They died heroes by rushing to help after the terrorist attacks on September 11, 2001. Now their actions and legacy are being preserved in a unique way. They are the namesakes of specially-trained dogs tasked with keeping us safe.
After six years working together, you'd think much of the work Roxanne Sherwin does with her explosive detection K-9 at the Transportation Security Administration is just going through the motions.
"This is all just a game for him," Sherwin says.
But there's one thing that always makes her pause; calling his name.
"Every time I call his name I think about the family and what he's doing," Sherwin says. "And that he's out here every day to make sure that that doesn't happen again."
Her K-9 Qquappe is named in honor of Lincoln Quappe, a first response firefighter in New York City who died in the 9-11 terrorist attacks.
"What did you think when you found out where his name came from?" Correspondent Kumasi Aaron asked Sherwin. "I had no idea that they had that program."
Qquappe is just one of hundreds of dogs that were named after 911 victims as a part of the TSA Puppy Program from 2002 to 2012. From the moment Sherwin found out, every scent, every sniff with Qquappe took on new meaning.
"It took a minute to digest that because that's a big responsibility," Sherwin says. "You're taking on someones namesake like that and you want to be the best that you can be so you can uphold it. To the honor that they did."
It meant even more when Sherwin met one of Lincoln Quappe's childhood friends, and sent pictures of Qquappe to his family.
"It hit home," Sherwin says. "It really hit's home with all the victims because it's not just a name that's there. You're actually talking to somebody that knew this person and grew up with them and knew all about them."
While Qquappe might not understand the significance of his name, Sherwin says he embodies the same desire to protect and serve as his namesake.
"He's such a people lover," Sherwin says. "He loves children. He loves his job."
And working alongside Qquappe, with everything he and his name represent, makes Sherwin love hers even more.

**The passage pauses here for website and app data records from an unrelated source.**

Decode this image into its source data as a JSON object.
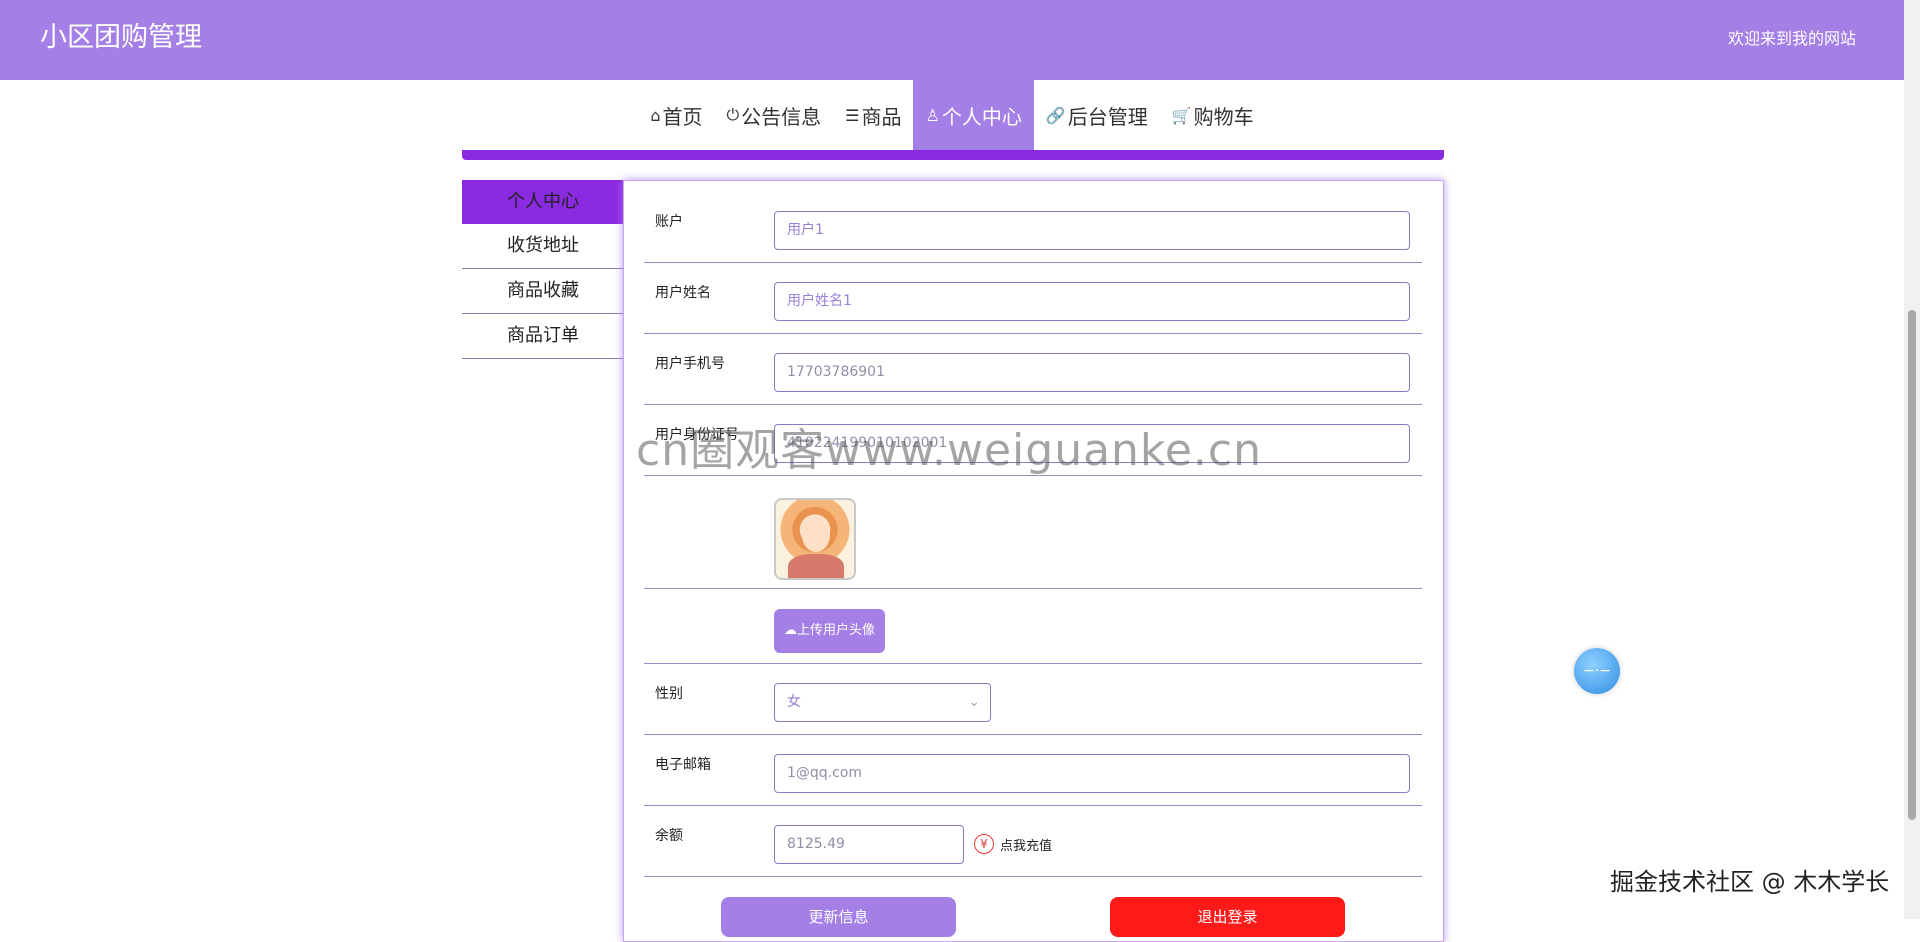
{
  "header": {
    "site_title": "小区团购管理",
    "welcome": "欢迎来到我的网站"
  },
  "nav": [
    {
      "icon": "home-icon",
      "glyph": "⌂",
      "label": "首页"
    },
    {
      "icon": "power-icon",
      "glyph": "⏻",
      "label": "公告信息"
    },
    {
      "icon": "sliders-icon",
      "glyph": "☰",
      "label": "商品"
    },
    {
      "icon": "user-icon",
      "glyph": "♙",
      "label": "个人中心",
      "active": true
    },
    {
      "icon": "link-icon",
      "glyph": "🔗",
      "label": "后台管理"
    },
    {
      "icon": "cart-icon",
      "glyph": "🛒",
      "label": "购物车"
    }
  ],
  "sidebar": [
    {
      "label": "个人中心",
      "active": true
    },
    {
      "label": "收货地址"
    },
    {
      "label": "商品收藏"
    },
    {
      "label": "商品订单"
    }
  ],
  "form": {
    "account": {
      "label": "账户",
      "value": "用户1"
    },
    "name": {
      "label": "用户姓名",
      "value": "用户姓名1"
    },
    "phone": {
      "label": "用户手机号",
      "value": "17703786901"
    },
    "idcard": {
      "label": "用户身份证号",
      "value": "410224199010102001"
    },
    "upload_label": "上传用户头像",
    "gender": {
      "label": "性别",
      "value": "女"
    },
    "email": {
      "label": "电子邮箱",
      "value": "1@qq.com"
    },
    "balance": {
      "label": "余额",
      "value": "8125.49",
      "recharge": "点我充值"
    }
  },
  "buttons": {
    "update": "更新信息",
    "logout": "退出登录"
  },
  "watermark": "cn圈观客www.weiguanke.cn",
  "credit": "掘金技术社区 @ 木木学长",
  "colors": {
    "accent": "#a47fe6",
    "active_nav": "#8a2be2",
    "logout": "#ff1a1a"
  }
}
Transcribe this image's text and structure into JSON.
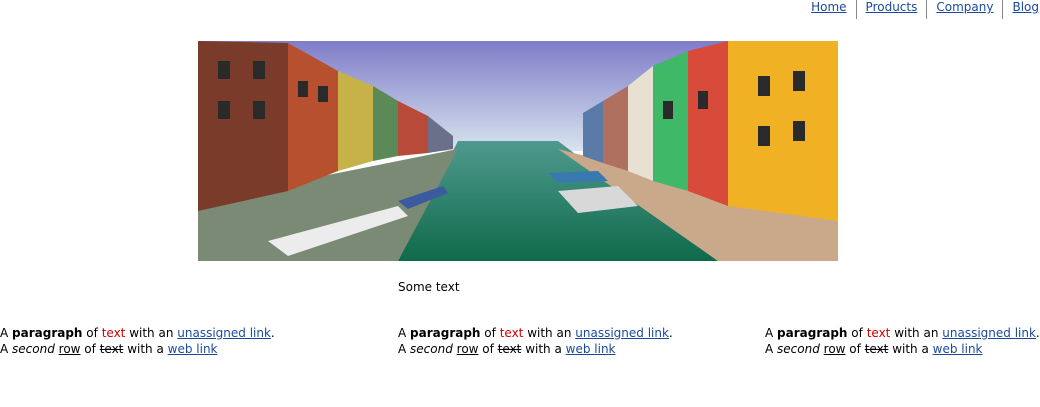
{
  "nav": {
    "items": [
      "Home",
      "Products",
      "Company",
      "Blog"
    ]
  },
  "hero": {
    "alt": "Canal with colorful houses and boats"
  },
  "caption": "Some text",
  "paragraph": {
    "line1": {
      "a": "A ",
      "bold": "paragraph",
      "of": " of ",
      "red": "text",
      "with": " with an ",
      "link": "unassigned link",
      "end": "."
    },
    "line2": {
      "a": "A ",
      "italic": "second",
      "sp": " ",
      "underline": "row",
      "of": " of ",
      "strike": "text",
      "with": " with a ",
      "link": "web link"
    }
  },
  "colors": {
    "link": "#1a4a9c",
    "highlight": "#cc0000"
  }
}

"Does it give you a sense of pride?" Correspondent Kumasi Aaron asked. "I wouldn't say pride," Sherwin replied. "But it's an honor. It's an absolute honor."